For those who's never attempted a crumble, it couldn't be easier.
Start with fresh seasonal fruit, top it with a crumbled dough, and bake. Before you know it, golden-topped dots of baked goodness will be crisping up over a shallow sea of bubbling fruit.
I love this version. It's one that combines strawberries and rhubarb, along with a healthy splash of port. Finish it off with a little bit of ice cream, or if keeping with our family's tradition, a splash of cream
~ Adapted from Barefoot Contessa
Strawberry Rhubarb Crisp
- Crunchy Oat Streusel
- 1 ½ cups spelt flour (or whole wheat pastry flour)
- ½ cup pine nuts, lightly toasted
- 1 cup old-fashioned oats
- ½ cup natural cane sugar (Turbinado or Sugar in the Raw)
- ½ tsp fine grain sea salt
- ⅔ cup unsalted butter, melted
- Strawberry Rhubarb Filling
- 1 Tbsp cornstarch
- ⅓ cup natural sugar
- ½ lb. strawberries, cut into quarters
- ¾ - 1 lb rhubarb, trimmed and sliced into ¾" pieces
- ¼ cup port wine (other options: red wine, or sweet dessert wine)
- Preheat the oven to 375° F

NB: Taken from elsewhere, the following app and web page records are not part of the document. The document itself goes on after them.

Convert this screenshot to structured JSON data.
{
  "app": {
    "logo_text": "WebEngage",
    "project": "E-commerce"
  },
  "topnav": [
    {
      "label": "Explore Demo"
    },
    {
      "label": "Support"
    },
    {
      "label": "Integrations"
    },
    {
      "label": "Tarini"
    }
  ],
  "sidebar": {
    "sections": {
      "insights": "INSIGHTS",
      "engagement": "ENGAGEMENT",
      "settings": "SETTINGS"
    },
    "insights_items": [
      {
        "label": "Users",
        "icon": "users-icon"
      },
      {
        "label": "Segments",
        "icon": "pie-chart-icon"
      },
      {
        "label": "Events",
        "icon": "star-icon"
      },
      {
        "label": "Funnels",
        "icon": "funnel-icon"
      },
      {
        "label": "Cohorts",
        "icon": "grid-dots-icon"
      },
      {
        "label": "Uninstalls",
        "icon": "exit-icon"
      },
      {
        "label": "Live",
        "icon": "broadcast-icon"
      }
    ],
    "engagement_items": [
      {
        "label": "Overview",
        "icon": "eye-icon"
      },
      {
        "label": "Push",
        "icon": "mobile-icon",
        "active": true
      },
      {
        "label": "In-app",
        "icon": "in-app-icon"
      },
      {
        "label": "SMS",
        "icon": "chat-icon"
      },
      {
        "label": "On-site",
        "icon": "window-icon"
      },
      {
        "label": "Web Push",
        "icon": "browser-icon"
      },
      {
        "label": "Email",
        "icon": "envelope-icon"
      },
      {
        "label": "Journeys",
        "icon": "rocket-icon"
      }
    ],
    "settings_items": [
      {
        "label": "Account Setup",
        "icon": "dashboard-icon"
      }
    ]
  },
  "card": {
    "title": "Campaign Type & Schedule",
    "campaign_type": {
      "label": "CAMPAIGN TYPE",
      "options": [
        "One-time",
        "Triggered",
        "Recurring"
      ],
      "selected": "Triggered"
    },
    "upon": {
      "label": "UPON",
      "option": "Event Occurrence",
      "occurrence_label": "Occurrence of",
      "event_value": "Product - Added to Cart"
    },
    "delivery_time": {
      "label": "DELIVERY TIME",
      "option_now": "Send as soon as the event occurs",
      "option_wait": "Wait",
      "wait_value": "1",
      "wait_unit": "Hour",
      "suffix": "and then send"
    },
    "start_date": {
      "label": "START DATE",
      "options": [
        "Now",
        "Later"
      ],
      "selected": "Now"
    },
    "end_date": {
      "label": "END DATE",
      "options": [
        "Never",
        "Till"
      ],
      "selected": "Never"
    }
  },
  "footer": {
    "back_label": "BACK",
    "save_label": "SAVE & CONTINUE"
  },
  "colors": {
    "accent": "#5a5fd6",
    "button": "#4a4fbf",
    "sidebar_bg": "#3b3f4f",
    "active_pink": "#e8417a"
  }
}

- Butter a 9 x 9" square baking dish, or equivalent
- Crunchy Oat Streusel
- In a medium-sized bowl combine the flour, pine nuts, oats, sugar, sea salt
- Using a fork, mix in the butter.
- Form the topping into a few patties and put them in the freezer to chill while you're making the filling
- Strawberry Rhubarb Filling
- In a large bowl, add the cornstarch and sugar and whisk until combined
- Add the strawberries and rhubarb, tossing until the pieces are evenly coated
- Let sit a few minutes, add the port and toss again.
- Finish and Bake
- Transfer the filling to the prepared pan, cover with foil and bake 30 minutes
- Remove foil from the pan, and crumble the frozen topping across the top of the baked fruit (make sure you have a variety of sized pieces)
- Bake uncovered for 35 - 40 minutes, or until the topping is deeply golden and the fruit's juices are bubbling vigorously
- Let the crisp cool 20-30 minutes before serving. (The longer it sits, the more liquid it will absorb)